Richard Wayne Skaggs
For his lasting contributions to engineering theory and to the design of soil-water management systems, the Schools of Engineering are proud to present the Distinguished Engineering Alumnus Award to Wayne Skaggs.
Distinguished University Professor
and William Neal Reynolds Professor
Biological and Agricultural Engineering Department
North Carolina State University, Raleigh, NC
PhD AgE '70
On choosing a career in agricultural engineering
I grew up on a tobacco and livestock farm in eastern Kentucky, doing chores around the farm such as baling hay and working with field crops and livestock. It was a different type of work than I do now-certainly much harder physically.

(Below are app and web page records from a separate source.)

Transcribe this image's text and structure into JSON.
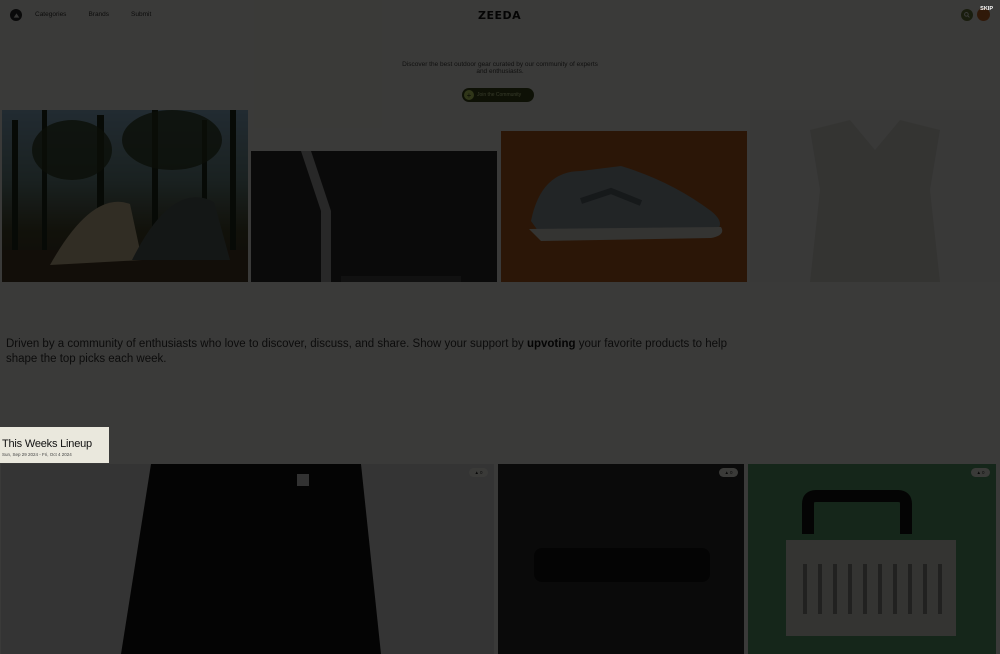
{
  "header": {
    "brand": "ZEEDA",
    "nav": [
      "Categories",
      "Brands",
      "Submit"
    ],
    "skip_label": "SKIP"
  },
  "hero": {
    "subtitle": "Discover the best outdoor gear curated by our community of experts and enthusiasts.",
    "cta_label": "Join the Community"
  },
  "gallery": [
    {
      "name": "tent"
    },
    {
      "name": "poles"
    },
    {
      "name": "sneaker"
    },
    {
      "name": "vest"
    }
  ],
  "tagline": {
    "before": "Driven by a community of enthusiasts who love to discover, discuss, and share. Show your support by ",
    "bold": "upvoting",
    "after": " your favorite products to help shape the top picks each week."
  },
  "lineup": {
    "title": "This Weeks Lineup",
    "dates": "Sun, Sep 29 2024 - Fri, Oct 4 2024"
  },
  "products": [
    {
      "name": "jacket",
      "votes": "0"
    },
    {
      "name": "bag",
      "votes": "0"
    },
    {
      "name": "power-box",
      "votes": "0"
    }
  ],
  "colors": {
    "accent": "#c8e26a",
    "brand_dark": "#3c4a1c",
    "overlay": "#000000"
  }
}
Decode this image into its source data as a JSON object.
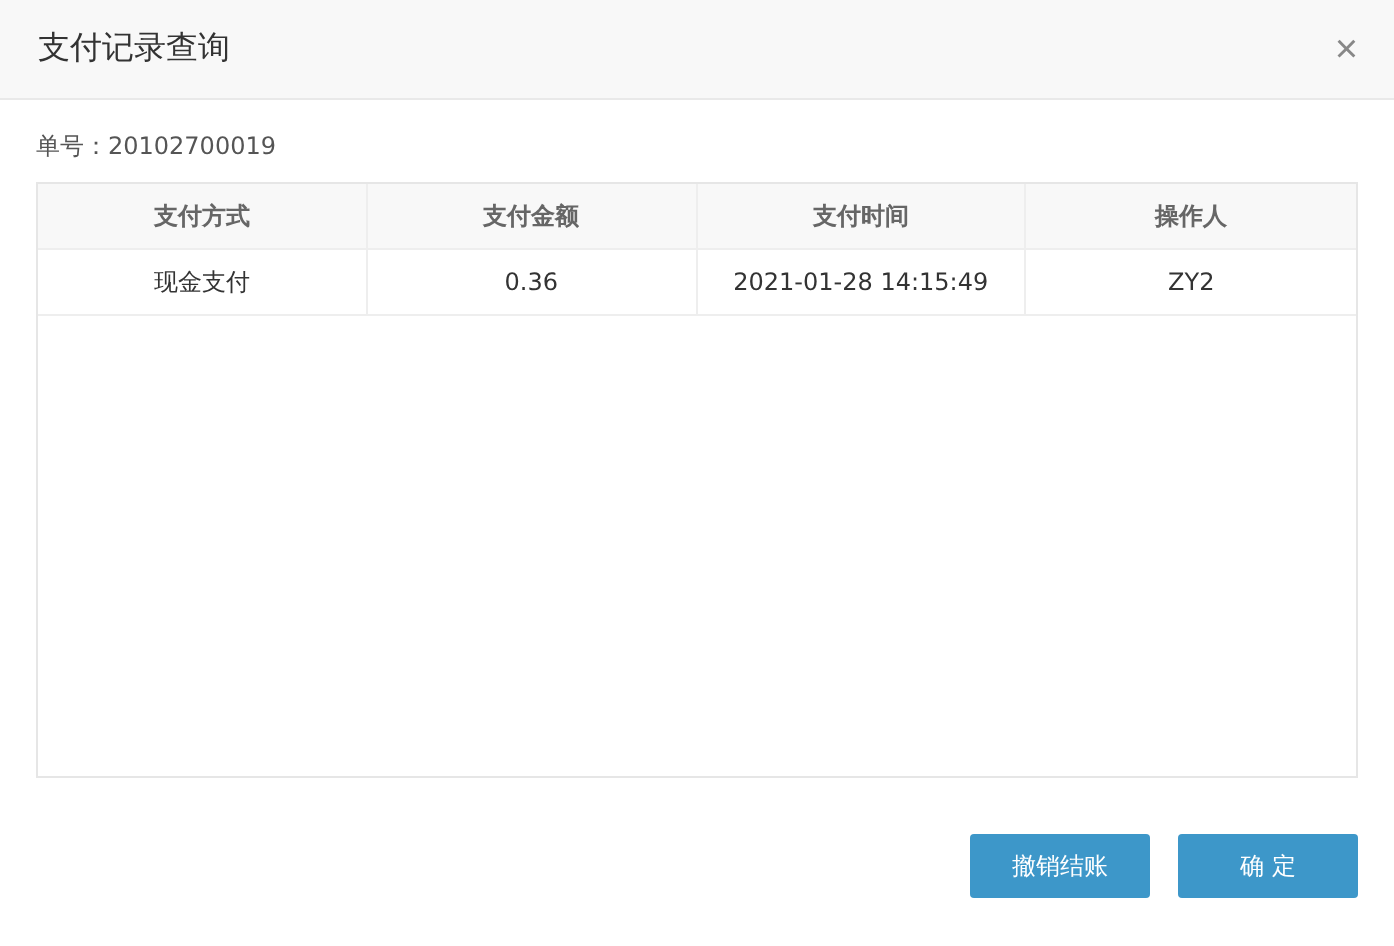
{
  "window": {
    "title": "支付记录查询",
    "close": "×"
  },
  "order_label": "单号：20102700019",
  "table": {
    "columns": [
      "支付方式",
      "支付金额",
      "支付时间",
      "操作人"
    ],
    "rows": [
      [
        "现金支付",
        "0.36",
        "2021-01-28 14:15:49",
        "ZY2"
      ]
    ]
  },
  "buttons": [
    "撤销结账",
    "确 定"
  ]
}
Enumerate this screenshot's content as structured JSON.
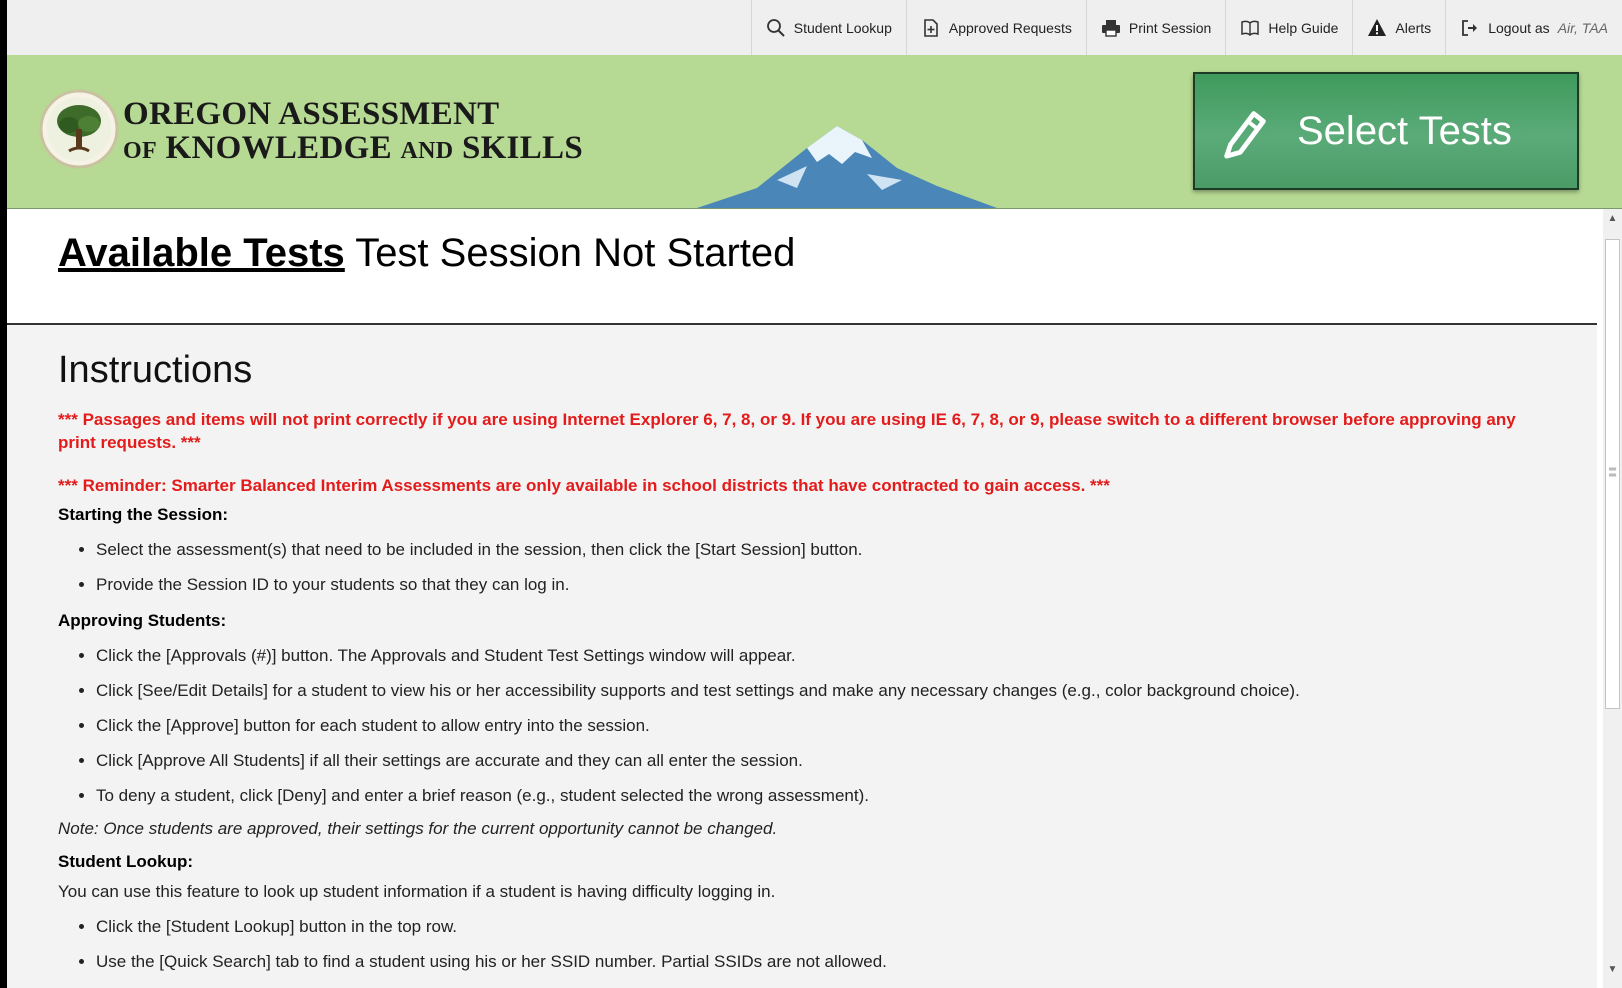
{
  "topnav": {
    "items": [
      {
        "label": "Student Lookup",
        "icon": "search-icon"
      },
      {
        "label": "Approved Requests",
        "icon": "document-add-icon"
      },
      {
        "label": "Print Session",
        "icon": "printer-icon"
      },
      {
        "label": "Help Guide",
        "icon": "book-icon"
      },
      {
        "label": "Alerts",
        "icon": "warning-icon"
      },
      {
        "label": "Logout as",
        "icon": "logout-icon"
      }
    ],
    "logout_user": "Air, TAA"
  },
  "banner": {
    "logo_line1": "Oregon Assessment",
    "logo_line2_of": "of",
    "logo_line2_rest": "Knowledge",
    "logo_line2_and": "and",
    "logo_line2_skills": "Skills",
    "select_tests_label": "Select Tests",
    "colors": {
      "banner": "#b6d993",
      "button": "#4b9b67"
    }
  },
  "page": {
    "title_link": "Available Tests",
    "title_status": "Test Session Not Started"
  },
  "instructions": {
    "heading": "Instructions",
    "warning1": "*** Passages and items will not print correctly if you are using Internet Explorer 6, 7, 8, or 9. If you are using IE 6, 7, 8, or 9, please switch to a different browser before approving any print requests. ***",
    "warning2": "*** Reminder: Smarter Balanced Interim Assessments are only available in school districts that have contracted to gain access. ***",
    "starting_heading": "Starting the Session:",
    "starting_items": [
      "Select the assessment(s) that need to be included in the session, then click the [Start Session] button.",
      "Provide the Session ID to your students so that they can log in."
    ],
    "approving_heading": "Approving Students:",
    "approving_items": [
      "Click the [Approvals (#)] button. The Approvals and Student Test Settings window will appear.",
      "Click [See/Edit Details] for a student to view his or her accessibility supports and test settings and make any necessary changes (e.g., color background choice).",
      "Click the [Approve] button for each student to allow entry into the session.",
      "Click [Approve All Students] if all their settings are accurate and they can all enter the session.",
      "To deny a student, click [Deny] and enter a brief reason (e.g., student selected the wrong assessment)."
    ],
    "note": "Note: Once students are approved, their settings for the current opportunity cannot be changed.",
    "lookup_heading": "Student Lookup:",
    "lookup_text": "You can use this feature to look up student information if a student is having difficulty logging in.",
    "lookup_items": [
      "Click the [Student Lookup] button in the top row.",
      "Use the [Quick Search] tab to find a student using his or her SSID number. Partial SSIDs are not allowed."
    ],
    "colors": {
      "warning": "#e31b1b"
    }
  }
}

But I don't think that I got as tired then as I do now, and the work was probably not as stressful. So I had a farm background and an aptitude for math and science and an interest in engineering from early elementary school. This led me to thinking that a career in agricultural engineering would be appropriate.
When I began, I had no inkling I would end up in the area of water resources. That was probably the farthest from my mind. It came about in a circuitous fashion. I did a senior project and a master's project on heat transfer in soils. From that I recognized that there were an awful lot of water movement problems in soils, and I thought I could perhaps bring to some of those problems principles that I had been learning in courses in heat and mass transfer in mechanical engineering, agricultural engineering and chemical engineering.
On why he came to Purdue for his PhD
|I felt then and I still feel that Purdue was the strongest engineering school that I could attend in my field. Some of my professors at the University of Kentucky had done their graduate work at Purdue. In discussing alternatives with them, Purdue was a known quantity-and they had a full-time graduate instructor position available in agricultural engineering. All I found out about Purdue sounded good-and that turned out to be the case.||
On his Purdue memories
The main thing that affected my attitude and situation was that I was married and I had a daughter when we arrived at Purdue. Both my wife and I were very young with a lot of responsibility on our shoulders. We were 22 and 23 years old. Our daughter was one year old, then we had a son while we were there. So my main interests were my family and my studies. I spent a lot of time developing a background in the field that I wanted to work in, developing basic tools for my career.
One thing that was important to me was the example set by the faculty in agricultural engineering. They were effective at fostering professionalism by including graduate students in departmental activities, social as well as professional. Many of those graduate students have gone on to faculty positions and become very active in national professional societies-in large measure due to the emphasis of the Purdue faculty.
On his career highlights
One highlight has been the opportunity to work with around fifty graduate students, to get to know them and their families, and to follow their careers after they have left my program. Also, I have had the opportunity to work with scientists and engineers in my area in Europe and Asia and all over the world, and that association has been one I never foresaw.
More specifically, I've been satisfied by the response I've had to the concepts I developed regarding water table management systems, addressing both productivity and environmental problems. I have been spouting my philosophy for 20 years or so, and the response by my colleagues has been really gratifying. The most gratifying part is to see the things that we've researched actually put into practice. The ideas have borne some fruit.
On how he's changed
When I was at Purdue I was pretty focused and intense. I still am fairly focused-but there's a lot more gray in issues now than there was then. I think that's a natural process as you get older, but both social issues and technical issues were more black-and-white when I was a student. As I've had experience with people and matured over the years I've found there is just lots more gray area than I was willing to recognize as a student. Some of my colleagues would probably be very happy that I've recognized that.
On challenges in engineering education today
Now more than ever we have to do what Purdue has done fairly well over the years-not only teach people what we know at the present time, but also teach them to learn on a continuing basis. That's going to be a continuing challenge, because things are changing at a rapid rate.
On the research side I also have a concern. As we are trying to balance our federal budget (which I very much believe we need to do) we need to continue to invest in our future through support of science and engineering. We don't put enough emphasis on this kind of investment, in my opinion. Our position as a world leader in science and technology is due to our history of strong support of research. To reduce this support places our leadership position and our competitive advantage at risk.
- John Deere Gold Medal Award, American Society of Agricultural Engineers. The award is ASAE's most prestigious honor.
- Elected Member of National Academy of Engineering.
- Distinguished University Professor, Biological and Agricultural Engineering Department, North Carolina State University.
- Elected Fellow Member, American Society of Agricultural Engineers.
- William Neal Reynolds Professor, Biological and Agricultural Engineering Department, North Carolina State University.
- Professor, Biological and Agricultural Engineering Department, North Carolina State University.
- Developed DRAINMOD, a comprehensive soil water simulation model that bridged the existing gap between theory and practice. DRAINMOD is now a nationally accepted program of the USDA Natural Resources Conservation Service and is widely used internationally.
- Associate Professor, Biological and Agricultural Engineering Department, North Carolina State University.
- Assistant Professor, Biological and Agricultural Engineering Department, North Carolina State University.
BSAE '64, MSAE '66 University of Kentucky; PhD AgE '70 Purdue